- Are you the system? Systems exist to create predictable outcomes. Building, perfecting, and locking systems are tedious yet essential parts of ensuring the right outcomes. When the leader needs to micromanage daily work, the leader becomes the system. If you've ever uttered the words, "Can't they just do their jobs?" you have become the system, and it's not working for you, your team, your company, and your customers. If you are the system, your company is not healthy.
- What is your company fighting for? People fight for causes they believe in. Fighting for a cause unleashes the most precious energy source a company can possess—passion. Passion drives productivity, innovation, efficiency, and the ability to achieve outcomes that others perceive as unattainable. If the vision, purpose, values, and guiding principles of your company do not ignite the passion of your team, your company is not healthy.
- Are you managing cash flow? Cash is your company's fuel. It's hard to fight and win in today's economic climate if your company's fuel gauge warning light is flashing. Too many leaders don't pay enough attention to cash management until their fuel tank is critically low. Repeatedly filling your fuel tank with borrowed money is dangerous because debt saps future cash. Maintaining a cash reserve of three to four months operating expenses is not something you dream about, it's something to discipline yourself and your company to do. If you're not relentlessly managing cash flow, your company is not healthy.
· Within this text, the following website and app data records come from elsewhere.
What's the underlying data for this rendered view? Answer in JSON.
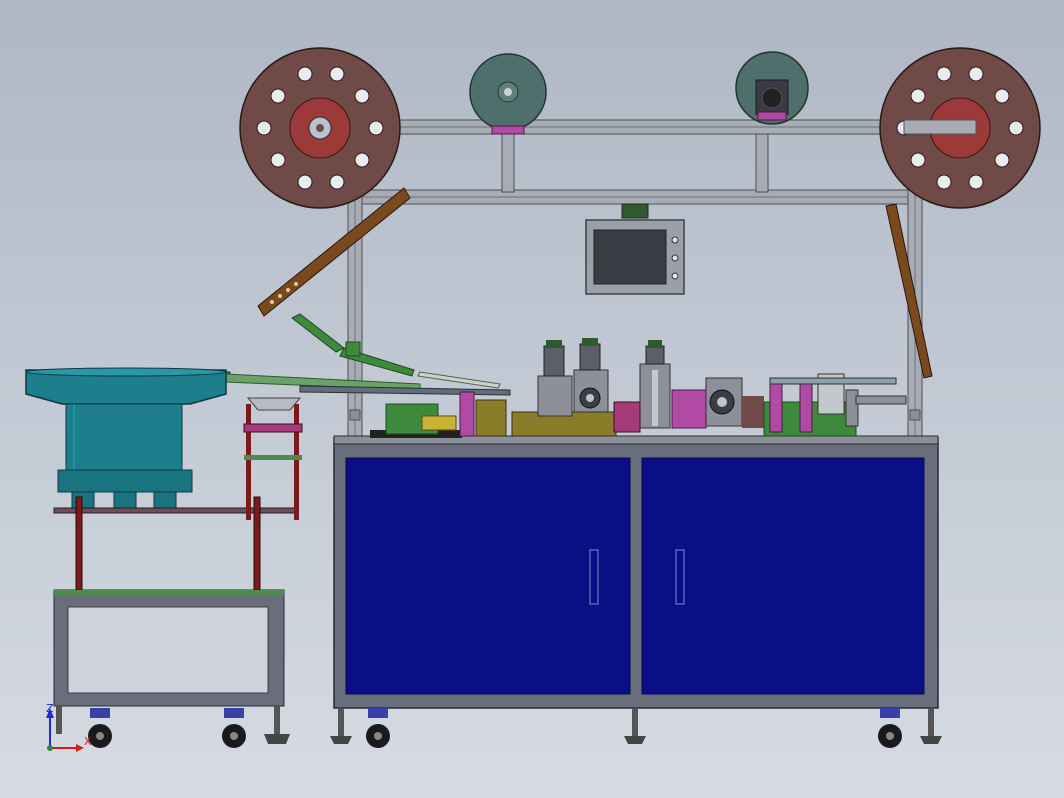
{
  "scene": {
    "title": "",
    "view": "front"
  },
  "triad": {
    "z_label": "Z",
    "x_label": "X"
  },
  "colors": {
    "background_top": "#aeb7c4",
    "background_bottom": "#d6dbe3",
    "cabinet_frame": "#6a6e7c",
    "cabinet_panel": "#0a0f85",
    "reel": "#6f4a47",
    "reel_hub": "#9c3a3a",
    "spool_green": "#4e6f6c",
    "bowl_feeder": "#1d7e8c",
    "profile_frame": "#a8adb5",
    "axis_blue": "#1f2bd6",
    "axis_red": "#d21d1d",
    "axis_green": "#2a8c2a"
  },
  "components": [
    {
      "name": "left-reel-icon"
    },
    {
      "name": "right-reel-icon"
    },
    {
      "name": "center-spool-left-icon"
    },
    {
      "name": "center-spool-right-icon"
    },
    {
      "name": "touch-screen-monitor-icon"
    },
    {
      "name": "vibratory-bowl-feeder-icon"
    },
    {
      "name": "feeder-stand-icon"
    },
    {
      "name": "main-cabinet-icon"
    },
    {
      "name": "caster-wheel-icon"
    }
  ]
}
- Is information really flowing? The human body possesses a sophisticated information flow system. The simple act of walking is a coordinated effort of information flow and execution. In most companies, information flow is best described as constipated. Information may flow to some areas, but only trickle or bypass others. Think of information flow as "what, why, how, the score." The right outcomes occur when expectations are clarified, processes are defined, deadlines established and agreed to, and progress is monitored via feedback or the equivalent of a scoreboard. Invest the time and energy to ensure information is flowing to every nook and cranny of your company. If it isn't, your company is not healthy.
- Is your GPS turned on? I use GPS navigation in my car, on my iPhone, iPad, and the Garmin on my road bike. These days, it's almost impossible to not know where you are and if you're on course to your intended destination. Do you know your company's present location on its three-, five-, or ten-year plan? What are the ten initiatives you plan to complete this year? Which benchmarks and critical numbers are meeting expectations and which ones need focused attention? If you don't know precisely where your company is, your company is not healthy.
- Can it endure? As a human being, your time on earth is finite—so is your time as leader of your company. In contrast, a company can and should endure long after you’re gone. The ability to endure is the ultimate indicator of the health of a company. Are you building a company capable of enduring or a fortress to support your ego? Are you building a company that is growing in value - and does your Balance Sheet prove that it is? Are you grooming your replacement? Are you letting go of the reigns and allowing your leadership team to be accountable? The most important thing for a leader to remember is that he or she is not the company. The company is a living entity with its own vital signs and purpose for existing. If your company cannot endure beyond your leadership, it is not healthy.